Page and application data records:
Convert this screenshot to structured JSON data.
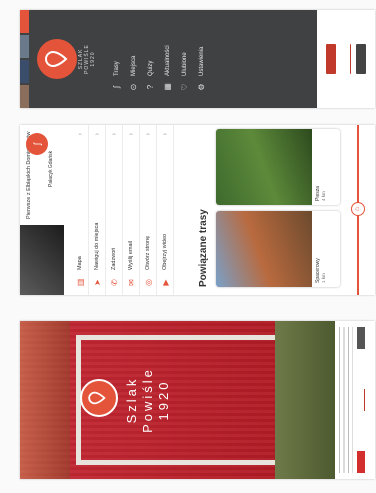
{
  "menu": {
    "title_lines": [
      "SZLAK",
      "POWIŚLE",
      "1920"
    ],
    "items": [
      {
        "label": "Trasy",
        "icon": "route-icon"
      },
      {
        "label": "Miejsca",
        "icon": "place-icon"
      },
      {
        "label": "Quizy",
        "icon": "quiz-icon"
      },
      {
        "label": "Aktualności",
        "icon": "news-icon"
      },
      {
        "label": "Ulubione",
        "icon": "heart-icon"
      },
      {
        "label": "Ustawienia",
        "icon": "settings-icon"
      }
    ]
  },
  "trails": {
    "header_card": "Pierwsze z Elbląskich Dominikanów",
    "second_card": "Pałacyk Gdańsk",
    "actions": [
      {
        "label": "Mapa",
        "icon": "map-icon"
      },
      {
        "label": "Nawiguj do miejsca",
        "icon": "navigate-icon"
      },
      {
        "label": "Zadzwoń",
        "icon": "phone-icon"
      },
      {
        "label": "Wyślij email",
        "icon": "email-icon"
      },
      {
        "label": "Otwórz stronę",
        "icon": "globe-icon"
      },
      {
        "label": "Obejrzyj wideo",
        "icon": "video-icon"
      }
    ],
    "section_title": "Powiązane trasy",
    "cards": [
      {
        "title": "Spacerowy",
        "meta": "1 km"
      },
      {
        "title": "Piesza",
        "meta": "4 km"
      }
    ]
  },
  "title_screen": {
    "title_lines": [
      "Szlak",
      "Powiśle",
      "1920"
    ]
  },
  "colors": {
    "accent": "#e4543a",
    "menu_bg": "#3f4143",
    "flag_red": "#b91e2b"
  }
}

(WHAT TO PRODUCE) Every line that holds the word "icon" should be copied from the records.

(YOUR RESPONSE)
        "icon": "route-icon"
        "icon": "place-icon"
        "icon": "quiz-icon"
        "icon": "news-icon"
        "icon": "heart-icon"
        "icon": "settings-icon"
        "icon": "map-icon"
        "icon": "navigate-icon"
        "icon": "phone-icon"
        "icon": "email-icon"
        "icon": "globe-icon"
        "icon": "video-icon"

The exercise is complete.